Thinking back to the very first time I sat in the emergency room as Lola was rushed into the hospital, I sat staring at the photo of these four flamingoes up on the wall. A black and white image of these elegant birds all perfectly aligned. My breath was out of control. I was on the verge of hyperventilating because I was that scared and upset, until I remembered. Breathe. Whilst the tears still streamed down my face, with my breath under control my heart began to slow, my thoughts became clearer and I was able to calm down. The situation hadn’t changed, but I was dealing with it better. What happened next was out of my hands. I just needed to be strong for her and accept that what will be will be. To be patient and wait, and do my very best not to fall into the darkest corners of my mind – where I naturally wanted to go.
Pain will always exist. It is a fact of life which is why we can appreciate beauty and the special moments so much more. We waste so much time worrying about the things we cannot control. The petty things that, at the end of the day mean nothing.

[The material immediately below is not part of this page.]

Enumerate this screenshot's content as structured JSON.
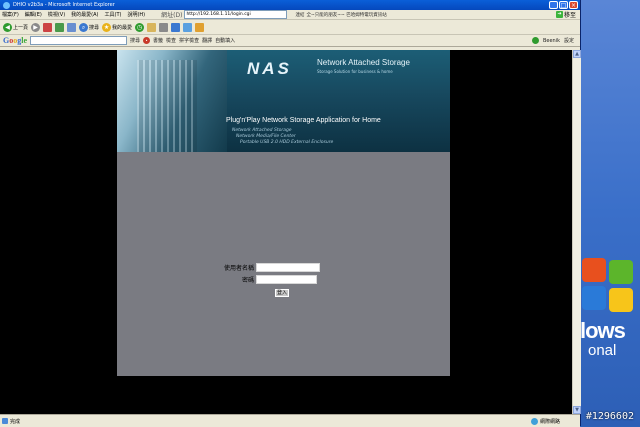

Yoga taught me to let go of the petty stuff. To cultivate love, kindness and gratitude. Why? Because this is all that matters at the end of the day. Stress, worry and anxiety is only life taking. I use to take my life for granted but yoga changed that. It taught me to see the world as it is. To appreciate every little detail – the good and the bad. Whilst seeing little miss unwell is awful, it is a reminder to appreciate every moment we get to spend together. Every little snort she does, the snuggles at night, the walks at the park, taking her to the toilet in the middle of the freezing cold night. This is all special. Why? Because she is alive and healing, and what more could we ask for.